As soon as a major news event takes place, a conspiracy theory or two is sure to follow. Why do some people believe that the official word is not what really takes place? What sort of comfort do the

The Truth Behind Conspiracy Theories


Originally aired April 3, 2007.

Tom Fudge: 

Conspiracy theories are probably as old as human society.  They all have certain things in common.  They involve dark motives and unseen forces.  They assume a privileged class of people who have the ability to manipulate events and hide the truth.  Today, they are communicated and sustained by that beacon of mass communication -- the World Wide Web. Among our favorite conspiracy theories: the plot to murder President Kennedy, the “murder” of Princess Diana, the U.S.-Israeli plot to topple the Twin Towers on 9/11, and how it was pinned on a handful of Arabs.  Conspiracy theories live on thanks to a psychology that assumes that anyone debunking them is simply a tool of the establishment.  But why do so many of us cling to conspiracy theories?   And are any of them true?

Guests

  • Chip Berlet, senior analyst at Political Research Associates who studies conspiracism.
  • Dr. Ted Goertzel, professor in the Sociology Department at Rutgers University who examines why people believe in conspiracy theories.

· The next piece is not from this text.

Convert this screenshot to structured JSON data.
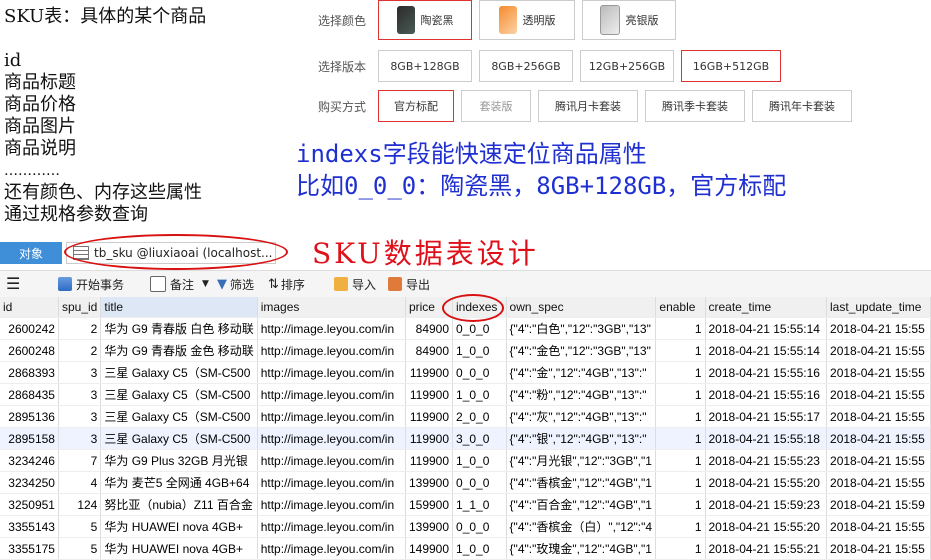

End Music:   8 by Squarepusher, from the album Burningn' n tree (1997)